    As for your cost benefit analysis. Doing such an analysis might make sence if the relevant legislation actually changed the outcome. However if banning guns merely shifts the means of undertaking a violent crime, with the same net cost/benefit situation, then the law adds nothing to society but merely puts a lot of people out.

    However if somebody could demonstrate that gun regulation achieved a statistically significant increase in safety for the community, allowing of course for other factors such as demographic shifts (ie the number of young males in the population) then I would be happy to support such a regulation. Assuming of course that the law was not broader than necessary to achived the result.

    In essence I would like to see these laws justified empirically rather than hysterically.

  48. SJ
    October 30th, 2006 at 21:12 | #48

    FDB Says:

    “we can’t ban EVERYTHING that COULD be used for murder”

    Terje Says:

    Are you asserting that the 600,000 guns that the government bought back in 1996/97 at a cost of around $350 million dollars were only ever used for murder?

    Obviously, Terje, FDB is asserting no such thing. It does you no credit at all to so egregiously misrepresent the argument that has been put to you.

  49. October 30th, 2006 at 21:42 | #49

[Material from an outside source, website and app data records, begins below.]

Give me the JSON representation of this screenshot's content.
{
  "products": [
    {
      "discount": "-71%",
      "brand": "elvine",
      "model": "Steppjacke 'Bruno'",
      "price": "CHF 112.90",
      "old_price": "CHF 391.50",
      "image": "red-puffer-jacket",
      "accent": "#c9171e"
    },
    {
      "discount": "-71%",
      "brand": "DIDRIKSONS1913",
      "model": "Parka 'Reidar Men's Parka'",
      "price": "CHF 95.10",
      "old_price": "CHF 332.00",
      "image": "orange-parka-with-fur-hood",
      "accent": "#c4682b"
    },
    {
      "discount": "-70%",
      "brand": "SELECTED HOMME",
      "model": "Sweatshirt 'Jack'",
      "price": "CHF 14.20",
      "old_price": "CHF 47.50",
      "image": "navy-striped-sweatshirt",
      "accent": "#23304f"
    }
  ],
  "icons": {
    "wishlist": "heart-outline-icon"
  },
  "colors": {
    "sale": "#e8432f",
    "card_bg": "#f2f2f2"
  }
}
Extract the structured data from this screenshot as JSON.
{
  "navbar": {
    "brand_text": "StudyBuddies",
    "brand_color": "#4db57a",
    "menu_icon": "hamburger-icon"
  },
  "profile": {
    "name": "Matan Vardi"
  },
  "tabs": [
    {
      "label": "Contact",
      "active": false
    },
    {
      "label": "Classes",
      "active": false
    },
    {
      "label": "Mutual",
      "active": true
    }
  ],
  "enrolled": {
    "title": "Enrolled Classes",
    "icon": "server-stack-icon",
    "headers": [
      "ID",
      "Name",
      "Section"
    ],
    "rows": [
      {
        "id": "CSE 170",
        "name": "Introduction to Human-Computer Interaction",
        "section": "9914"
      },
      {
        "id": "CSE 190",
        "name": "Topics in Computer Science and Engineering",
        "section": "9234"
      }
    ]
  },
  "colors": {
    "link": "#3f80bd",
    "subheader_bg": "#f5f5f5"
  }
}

    My question is simple enough. FDB has implied that these 600,000 weapons had only one purpose which was for murder. That implies that either all these people bought these guns with the intention of murdering somebody or else FDB is wrong and these guns actually have more than one possible purpose. It’s a sincere point of logic that merely needs a rational response. If in fact it is the case that these guns had no purpose other than murder then the question asked by FDB stands and I will concede that they should be banned. However I think that it is reasonable that FDB justify this particular assumption.

    If on the other hand I have misunderstood FDB and FDB was not refering to the laws of 1996 but was in fact merely refering to the principle of hypothetical banning of a hypothetical weapon that has absolutely no purpose other than murder then I would hypothetically have no reason to disagree with such a ban.

  50. SJ
    October 30th, 2006 at 22:33 | #50

    My question is simple enough. FDB has implied that these 600,000 weapons had only one purpose which was for murder.

    You are telling straight out lies. And not for the first time in this thread. What’s the point of this crap?

  51. October 31st, 2006 at 12:34 | #51

    The only persons who have EVER lied in the gun control “debate” are the anti-gun crazies.

  52. November 1st, 2006 at 12:03 | #52

    I think this dicussion has been murdered by a basic lack of civility.

  53. jquiggin
    November 1st, 2006 at 12:21 | #53

    Indeed. I’m closing it off now.

Comments are closed.